● **Dataset rows for apps and sites**:
-.-.-

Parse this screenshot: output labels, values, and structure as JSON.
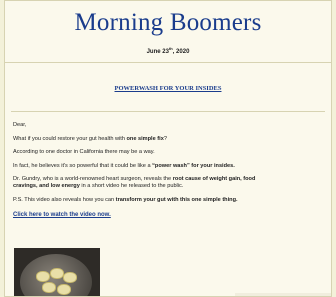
{
  "newsletter": {
    "title": "Morning Boomers",
    "date_main": "June 23",
    "date_sup": "th",
    "date_year": ", 2020"
  },
  "headline": "POWERWASH FOR YOUR INSIDES",
  "body": {
    "greeting": "Dear,",
    "p1_pre": "What if you could restore your gut health with ",
    "p1_bold": "one simple fix",
    "p1_post": "?",
    "p2": "According to one doctor in California there may be a way.",
    "p3_pre": "In fact, he believes it's so powerful that it could be like a ",
    "p3_bold": "“power wash” for your insides.",
    "p4_pre": "Dr. Gundry, who is a world-renowned heart surgeon, reveals the ",
    "p4_bold1": "root cause of weight gain, food",
    "p4_bold2": "cravings, and low energy",
    "p4_post": " in a short video he released to the public.",
    "p5_pre": "P.S. This video also reveals how you can ",
    "p5_bold": "transform your gut with this one simple thing.",
    "cta": "Click here to watch the video now."
  },
  "image": {
    "alt_icon": "banana-pot-photo"
  }
}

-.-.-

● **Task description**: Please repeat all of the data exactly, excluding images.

● **Result below**:
Parse this screenshot: output labels, values, and structure as JSON.
{
  "newsletter": {
    "title": "Morning Boomers",
    "date_main": "June 23",
    "date_sup": "th",
    "date_year": ", 2020"
  },
  "headline": "POWERWASH FOR YOUR INSIDES",
  "body": {
    "greeting": "Dear,",
    "p1_pre": "What if you could restore your gut health with ",
    "p1_bold": "one simple fix",
    "p1_post": "?",
    "p2": "According to one doctor in California there may be a way.",
    "p3_pre": "In fact, he believes it's so powerful that it could be like a ",
    "p3_bold": "“power wash” for your insides.",
    "p4_pre": "Dr. Gundry, who is a world-renowned heart surgeon, reveals the ",
    "p4_bold1": "root cause of weight gain, food",
    "p4_bold2": "cravings, and low energy",
    "p4_post": " in a short video he released to the public.",
    "p5_pre": "P.S. This video also reveals how you can ",
    "p5_bold": "transform your gut with this one simple thing.",
    "cta": "Click here to watch the video now."
  },
  "image": {
    "alt_icon": "banana-pot-photo"
  }
}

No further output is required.